The Omicron variant has been classed by the World Health Organisation as a “variant of concern” with early evidence suggesting it has a heightened reinfection risk. Detected in South Africa: the UK’s immediate response was to put South Africa and 9 other Southern African countries on the red list, Nigeria a more recent edition making the 11th African Nation on the list.
AstraZeneca said in a statement, “Despite the appearance of new variants over the past year, vaccines have continued to provide very high levels of protection against severe disease and there is no evidence so far that Omicron is any different.”
South Africa was removed from the UK’s red list in October, after a travel-ban since February of this year, however, due to their discovery of the #Omicron variant, the UK has reinstated their red list status.
A big blow to South Africa’s economy which was heavily reliant on the reopening of its borders to tourists, Brits make up the majority of foreign tourists in South Africa. The country had already been hit heavily by the pandemic, losing an estimated 26 million rand (£1.2m) for every day it spent on the UK’s red list from February.
October’s headlines such as “Hopes for surge in holiday bookings as England’s red list cut” are now redundant. As the travel industry as a whole is now bracing itself for the damaging impact that the growing daily travel restrictions are going to have.
Flight sales were up due to high demand for winter sun destinations as well as long-overdue family reunions. Liz Matthews, UK General Manager of Flight Centre said in October: “By far the most important thing now is that we don’t see any back-tracking or U-turns.”
But South Africa has found itself back on the red list, heavily condemned by SA saying they should be lifted immediately, with health minister Joe Phaahla stating, “there is absolutely no need to panic, this is no new territory for us.”
South Africa’s President Cyril Ramaphosa said the bans would not be effective in preventing the spread of the variant, “we are deeply disappointed by the decision of several countries to prohibit travel…this only causes further damage to the economies of the affected countries and undermines their ability to respond to, and recover from, the pandemic.”
Speaking with South African’s who have lived in the UK for more than 20 years, and who returned to London from South Africa this week, days before the discovery of Omicron, it is easy to understand the frustration and anger at these latest changes.
One South Africa returnee said, “Having just spent three weeks in Johannesburg where the rules are much harsher than in the UK, I find the latest travel restrictions a hard pill to swallow.

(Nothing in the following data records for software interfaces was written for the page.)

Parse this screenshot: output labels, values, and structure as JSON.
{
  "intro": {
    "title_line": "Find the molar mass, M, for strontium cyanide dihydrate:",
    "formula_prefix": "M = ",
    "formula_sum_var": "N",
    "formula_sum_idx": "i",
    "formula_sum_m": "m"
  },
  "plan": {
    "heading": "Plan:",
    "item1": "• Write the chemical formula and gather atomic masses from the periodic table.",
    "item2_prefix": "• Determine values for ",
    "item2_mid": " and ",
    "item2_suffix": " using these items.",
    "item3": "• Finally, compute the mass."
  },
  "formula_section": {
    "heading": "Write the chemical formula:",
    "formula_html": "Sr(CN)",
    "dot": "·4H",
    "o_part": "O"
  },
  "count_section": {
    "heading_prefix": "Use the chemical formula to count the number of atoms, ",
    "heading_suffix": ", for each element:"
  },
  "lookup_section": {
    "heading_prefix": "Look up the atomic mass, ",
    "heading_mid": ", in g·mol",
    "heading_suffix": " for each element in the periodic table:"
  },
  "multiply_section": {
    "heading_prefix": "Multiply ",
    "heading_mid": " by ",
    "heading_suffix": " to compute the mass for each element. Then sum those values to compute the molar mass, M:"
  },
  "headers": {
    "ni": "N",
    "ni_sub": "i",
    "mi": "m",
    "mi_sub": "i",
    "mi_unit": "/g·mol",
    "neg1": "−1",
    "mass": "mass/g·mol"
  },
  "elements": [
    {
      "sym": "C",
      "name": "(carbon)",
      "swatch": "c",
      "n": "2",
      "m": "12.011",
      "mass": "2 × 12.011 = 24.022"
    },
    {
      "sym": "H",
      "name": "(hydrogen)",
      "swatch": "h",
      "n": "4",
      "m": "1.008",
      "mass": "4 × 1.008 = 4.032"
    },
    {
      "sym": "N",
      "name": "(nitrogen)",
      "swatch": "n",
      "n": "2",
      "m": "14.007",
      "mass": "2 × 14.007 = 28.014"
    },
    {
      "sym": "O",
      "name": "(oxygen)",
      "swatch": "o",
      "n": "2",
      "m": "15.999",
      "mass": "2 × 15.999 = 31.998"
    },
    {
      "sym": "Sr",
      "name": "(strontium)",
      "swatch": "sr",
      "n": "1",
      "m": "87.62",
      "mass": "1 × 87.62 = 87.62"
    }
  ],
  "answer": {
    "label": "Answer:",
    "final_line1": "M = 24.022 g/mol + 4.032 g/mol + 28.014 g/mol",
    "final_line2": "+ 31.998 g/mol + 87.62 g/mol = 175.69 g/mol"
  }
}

There, you have no choice but to wear a mask everywhere, even when outside in sparse open spaces. You are sprayed with hand sanitiser in every establishment, otherwise entry is not permitted. Most technology is contactless and does not require any physical contact. These extra precautions are much more vigorous than those here in the UK.
My extended family and I were looking forward to reuniting in England this Christmas, after postponing celebrations for two years. Yet, the South African government’s transparency in their detection of the Omicron variant has backfired and they are once again finding themselves being unjustly penalised.”
To add further irritation, it has now been reported that the Omicron variant was circulating in Western Europe as early as November 19th, indicating that it was already spreading much closer to home before the first cases were identified in southern Africa.
The Netherlands, Belgium, and Germany have also said that sample tests confirm the variant was in those countries prior to November 24th when South African health officials alerted the world to its existence.
South Africans citizens including politicians and scientists are feeling punished for their country’s advanced COVID-19 screening program. Leading us to ask why the UK quickly closed its borders to African countries and the media engine appears to be fear mongering.
African countries on the UK’s travel red list – along with South Africa, Namibia, Zimbabwe, Botswana, Lesotho, Eswatini, Angola, Mozambique, Malawi and Zambia.
By Phoebe Fraser